──────── Data supplied ────────
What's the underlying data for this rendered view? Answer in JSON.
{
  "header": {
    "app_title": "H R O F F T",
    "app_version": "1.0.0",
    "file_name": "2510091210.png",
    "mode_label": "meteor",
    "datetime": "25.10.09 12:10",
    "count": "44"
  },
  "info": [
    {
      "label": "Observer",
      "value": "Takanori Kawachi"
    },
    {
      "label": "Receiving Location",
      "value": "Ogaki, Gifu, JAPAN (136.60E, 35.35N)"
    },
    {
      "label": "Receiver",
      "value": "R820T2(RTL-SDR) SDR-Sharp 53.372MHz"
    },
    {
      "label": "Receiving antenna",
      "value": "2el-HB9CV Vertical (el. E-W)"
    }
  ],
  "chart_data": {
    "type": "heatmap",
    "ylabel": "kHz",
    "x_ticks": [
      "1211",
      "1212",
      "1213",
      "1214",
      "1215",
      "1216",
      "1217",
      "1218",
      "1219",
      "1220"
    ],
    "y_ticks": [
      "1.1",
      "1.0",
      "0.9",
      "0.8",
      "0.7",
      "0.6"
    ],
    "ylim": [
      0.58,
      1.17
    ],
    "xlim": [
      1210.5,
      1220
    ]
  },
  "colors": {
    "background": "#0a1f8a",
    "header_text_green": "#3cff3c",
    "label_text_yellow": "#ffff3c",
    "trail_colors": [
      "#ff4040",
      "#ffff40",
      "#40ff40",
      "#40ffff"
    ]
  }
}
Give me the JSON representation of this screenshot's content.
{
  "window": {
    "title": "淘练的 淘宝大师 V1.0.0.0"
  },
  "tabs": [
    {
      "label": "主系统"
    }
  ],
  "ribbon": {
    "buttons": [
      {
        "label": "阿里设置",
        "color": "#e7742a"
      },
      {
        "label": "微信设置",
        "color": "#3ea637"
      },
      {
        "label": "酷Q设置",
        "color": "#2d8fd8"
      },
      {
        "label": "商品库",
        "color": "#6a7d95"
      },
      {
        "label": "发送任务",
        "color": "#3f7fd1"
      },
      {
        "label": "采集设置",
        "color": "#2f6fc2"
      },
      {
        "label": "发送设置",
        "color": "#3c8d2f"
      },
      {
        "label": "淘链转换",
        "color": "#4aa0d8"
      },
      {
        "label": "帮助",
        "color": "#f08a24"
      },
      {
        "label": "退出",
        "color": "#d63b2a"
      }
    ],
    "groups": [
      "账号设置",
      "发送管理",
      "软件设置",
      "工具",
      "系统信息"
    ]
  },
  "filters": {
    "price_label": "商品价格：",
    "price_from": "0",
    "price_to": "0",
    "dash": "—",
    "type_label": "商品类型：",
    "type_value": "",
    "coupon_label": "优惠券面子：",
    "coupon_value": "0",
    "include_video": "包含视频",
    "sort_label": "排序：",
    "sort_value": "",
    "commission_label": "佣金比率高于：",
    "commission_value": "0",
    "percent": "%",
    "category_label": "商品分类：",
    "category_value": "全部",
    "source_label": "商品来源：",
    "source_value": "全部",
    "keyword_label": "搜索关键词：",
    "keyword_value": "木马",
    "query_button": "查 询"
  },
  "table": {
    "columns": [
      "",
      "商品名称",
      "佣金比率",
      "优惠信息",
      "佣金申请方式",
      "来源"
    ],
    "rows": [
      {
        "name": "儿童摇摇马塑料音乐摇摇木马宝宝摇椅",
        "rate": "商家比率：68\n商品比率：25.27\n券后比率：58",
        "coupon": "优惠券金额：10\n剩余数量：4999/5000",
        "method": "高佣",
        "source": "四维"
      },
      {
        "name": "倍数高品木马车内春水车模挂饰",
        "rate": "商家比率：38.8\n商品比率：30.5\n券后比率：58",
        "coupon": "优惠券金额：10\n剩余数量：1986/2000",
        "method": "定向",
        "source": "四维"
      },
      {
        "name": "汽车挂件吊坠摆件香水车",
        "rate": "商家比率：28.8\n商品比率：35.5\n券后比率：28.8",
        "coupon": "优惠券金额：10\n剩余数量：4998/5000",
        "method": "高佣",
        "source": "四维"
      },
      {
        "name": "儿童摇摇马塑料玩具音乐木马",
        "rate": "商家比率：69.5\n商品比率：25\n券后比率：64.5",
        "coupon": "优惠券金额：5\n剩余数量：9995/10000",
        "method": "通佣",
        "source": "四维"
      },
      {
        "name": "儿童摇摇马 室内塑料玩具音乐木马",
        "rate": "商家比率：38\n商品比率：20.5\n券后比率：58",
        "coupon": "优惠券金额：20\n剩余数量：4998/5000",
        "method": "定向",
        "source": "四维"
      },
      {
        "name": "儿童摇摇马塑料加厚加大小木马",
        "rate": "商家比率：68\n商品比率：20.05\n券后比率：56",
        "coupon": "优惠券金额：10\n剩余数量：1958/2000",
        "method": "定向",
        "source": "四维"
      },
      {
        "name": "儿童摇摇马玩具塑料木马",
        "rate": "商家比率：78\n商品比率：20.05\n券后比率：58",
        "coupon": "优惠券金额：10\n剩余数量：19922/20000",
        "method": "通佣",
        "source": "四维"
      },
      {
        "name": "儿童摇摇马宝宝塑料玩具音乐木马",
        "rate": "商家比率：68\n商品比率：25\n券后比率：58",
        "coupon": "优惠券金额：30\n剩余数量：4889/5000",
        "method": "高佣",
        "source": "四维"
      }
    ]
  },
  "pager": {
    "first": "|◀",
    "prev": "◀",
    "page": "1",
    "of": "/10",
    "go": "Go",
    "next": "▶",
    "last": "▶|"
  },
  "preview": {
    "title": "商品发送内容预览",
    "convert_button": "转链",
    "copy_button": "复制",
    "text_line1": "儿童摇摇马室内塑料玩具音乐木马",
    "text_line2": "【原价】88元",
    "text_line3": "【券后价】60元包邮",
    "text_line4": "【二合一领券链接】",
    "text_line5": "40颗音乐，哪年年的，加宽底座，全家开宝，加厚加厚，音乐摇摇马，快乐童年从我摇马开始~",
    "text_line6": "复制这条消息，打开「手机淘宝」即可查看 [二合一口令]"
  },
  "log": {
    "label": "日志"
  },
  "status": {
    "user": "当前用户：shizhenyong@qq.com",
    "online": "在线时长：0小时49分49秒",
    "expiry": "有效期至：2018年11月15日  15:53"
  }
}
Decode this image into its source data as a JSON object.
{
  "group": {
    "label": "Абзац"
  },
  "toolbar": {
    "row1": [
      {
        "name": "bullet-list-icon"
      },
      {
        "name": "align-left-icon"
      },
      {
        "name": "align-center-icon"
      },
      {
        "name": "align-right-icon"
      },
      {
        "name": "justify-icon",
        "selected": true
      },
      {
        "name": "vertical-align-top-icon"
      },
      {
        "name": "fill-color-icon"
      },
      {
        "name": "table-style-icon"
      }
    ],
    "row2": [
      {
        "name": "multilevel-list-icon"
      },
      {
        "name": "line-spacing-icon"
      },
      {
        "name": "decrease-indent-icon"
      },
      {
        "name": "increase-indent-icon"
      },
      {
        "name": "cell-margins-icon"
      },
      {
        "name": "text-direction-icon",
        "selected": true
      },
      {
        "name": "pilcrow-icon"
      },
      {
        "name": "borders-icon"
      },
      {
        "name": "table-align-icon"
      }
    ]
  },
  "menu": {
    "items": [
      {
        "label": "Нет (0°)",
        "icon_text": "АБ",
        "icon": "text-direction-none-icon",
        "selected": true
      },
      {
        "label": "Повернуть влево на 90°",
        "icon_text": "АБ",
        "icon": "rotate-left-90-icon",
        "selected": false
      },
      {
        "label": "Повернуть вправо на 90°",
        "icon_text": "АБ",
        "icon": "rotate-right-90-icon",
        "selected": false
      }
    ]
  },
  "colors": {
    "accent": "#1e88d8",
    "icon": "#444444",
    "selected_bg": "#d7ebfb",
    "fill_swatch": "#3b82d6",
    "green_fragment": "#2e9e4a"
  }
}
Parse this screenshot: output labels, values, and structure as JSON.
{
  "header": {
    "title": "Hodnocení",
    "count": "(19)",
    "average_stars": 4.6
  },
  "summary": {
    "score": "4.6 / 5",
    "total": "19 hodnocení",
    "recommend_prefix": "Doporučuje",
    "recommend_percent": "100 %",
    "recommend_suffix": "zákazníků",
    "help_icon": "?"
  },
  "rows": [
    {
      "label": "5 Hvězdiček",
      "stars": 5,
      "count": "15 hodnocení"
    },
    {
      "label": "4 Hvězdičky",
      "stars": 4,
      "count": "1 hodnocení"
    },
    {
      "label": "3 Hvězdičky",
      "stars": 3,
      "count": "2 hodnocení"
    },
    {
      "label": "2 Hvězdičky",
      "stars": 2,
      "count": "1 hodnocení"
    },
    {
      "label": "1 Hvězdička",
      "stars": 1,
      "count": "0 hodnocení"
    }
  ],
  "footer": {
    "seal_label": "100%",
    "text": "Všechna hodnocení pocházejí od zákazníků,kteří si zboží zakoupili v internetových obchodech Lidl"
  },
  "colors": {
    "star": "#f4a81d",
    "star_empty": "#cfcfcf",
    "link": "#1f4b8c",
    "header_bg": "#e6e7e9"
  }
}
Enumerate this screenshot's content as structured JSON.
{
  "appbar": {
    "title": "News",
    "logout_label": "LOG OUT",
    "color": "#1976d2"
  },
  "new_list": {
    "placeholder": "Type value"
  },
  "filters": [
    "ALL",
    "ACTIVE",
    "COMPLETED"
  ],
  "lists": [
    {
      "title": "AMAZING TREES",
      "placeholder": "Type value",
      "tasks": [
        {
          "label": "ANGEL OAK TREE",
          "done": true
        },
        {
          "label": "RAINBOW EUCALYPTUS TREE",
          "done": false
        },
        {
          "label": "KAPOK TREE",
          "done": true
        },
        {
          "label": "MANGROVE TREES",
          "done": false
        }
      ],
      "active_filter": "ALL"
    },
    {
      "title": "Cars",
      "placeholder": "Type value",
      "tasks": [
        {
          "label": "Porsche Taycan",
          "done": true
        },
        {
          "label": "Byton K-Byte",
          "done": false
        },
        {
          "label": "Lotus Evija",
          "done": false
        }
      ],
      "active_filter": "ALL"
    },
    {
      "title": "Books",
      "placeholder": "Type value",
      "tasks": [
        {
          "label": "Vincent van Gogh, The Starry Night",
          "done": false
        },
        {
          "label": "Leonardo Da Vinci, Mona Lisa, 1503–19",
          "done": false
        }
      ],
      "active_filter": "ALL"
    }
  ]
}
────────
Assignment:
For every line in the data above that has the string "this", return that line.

Answer space:
What's the underlying data for this rendered view? Answer in JSON.
Give me the JSON representation of this screenshot's content.
Decode this image into its source data as a JSON object.
Parse this screenshot: output labels, values, and structure as JSON.
Enumerate this screenshot's content as structured JSON.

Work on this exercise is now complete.